Problem to work on
When you copy the material below, keep every line exact and omit the pictures.

== == ==

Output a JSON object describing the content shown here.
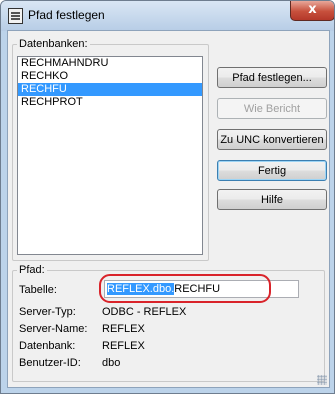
{
  "window": {
    "title": "Pfad festlegen",
    "close_glyph": "x"
  },
  "databases": {
    "legend": "Datenbanken:",
    "items": [
      "RECHMAHNDRU",
      "RECHKO",
      "RECHFU",
      "RECHPROT"
    ],
    "selected": "RECHFU"
  },
  "buttons": {
    "pfad_festlegen": "Pfad festlegen...",
    "wie_bericht": "Wie Bericht",
    "zu_unc": "Zu UNC konvertieren",
    "fertig": "Fertig",
    "hilfe": "Hilfe"
  },
  "pfad": {
    "legend": "Pfad:",
    "tabelle_label": "Tabelle:",
    "tabelle_selected": "REFLEX.dbo.",
    "tabelle_rest": "RECHFU",
    "server_typ_label": "Server-Typ:",
    "server_typ": "ODBC - REFLEX",
    "server_name_label": "Server-Name:",
    "server_name": "REFLEX",
    "datenbank_label": "Datenbank:",
    "datenbank": "REFLEX",
    "benutzer_label": "Benutzer-ID:",
    "benutzer": "dbo"
  },
  "colors": {
    "selection": "#3399ff",
    "annotation_ring": "#d9232a"
  }
}
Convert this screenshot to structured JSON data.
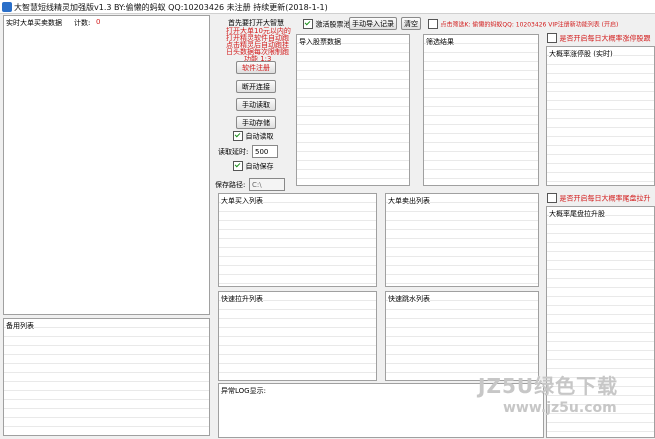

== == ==

Response
Output a JSON object describing the content shown here.
{
  "window": {
    "title": "Pfad festlegen",
    "close_glyph": "x"
  },
  "databases": {
    "legend": "Datenbanken:",
    "items": [
      "RECHMAHNDRU",
      "RECHKO",
      "RECHFU",
      "RECHPROT"
    ],
    "selected": "RECHFU"
  },
  "buttons": {
    "pfad_festlegen": "Pfad festlegen...",
    "wie_bericht": "Wie Bericht",
    "zu_unc": "Zu UNC konvertieren",
    "fertig": "Fertig",
    "hilfe": "Hilfe"
  },
  "pfad": {
    "legend": "Pfad:",
    "tabelle_label": "Tabelle:",
    "tabelle_selected": "REFLEX.dbo.",
    "tabelle_rest": "RECHFU",
    "server_typ_label": "Server-Typ:",
    "server_typ": "ODBC - REFLEX",
    "server_name_label": "Server-Name:",
    "server_name": "REFLEX",
    "datenbank_label": "Datenbank:",
    "datenbank": "REFLEX",
    "benutzer_label": "Benutzer-ID:",
    "benutzer": "dbo"
  },
  "colors": {
    "selection": "#3399ff",
    "annotation_ring": "#d9232a"
  }
}
Convert this screenshot to structured JSON data.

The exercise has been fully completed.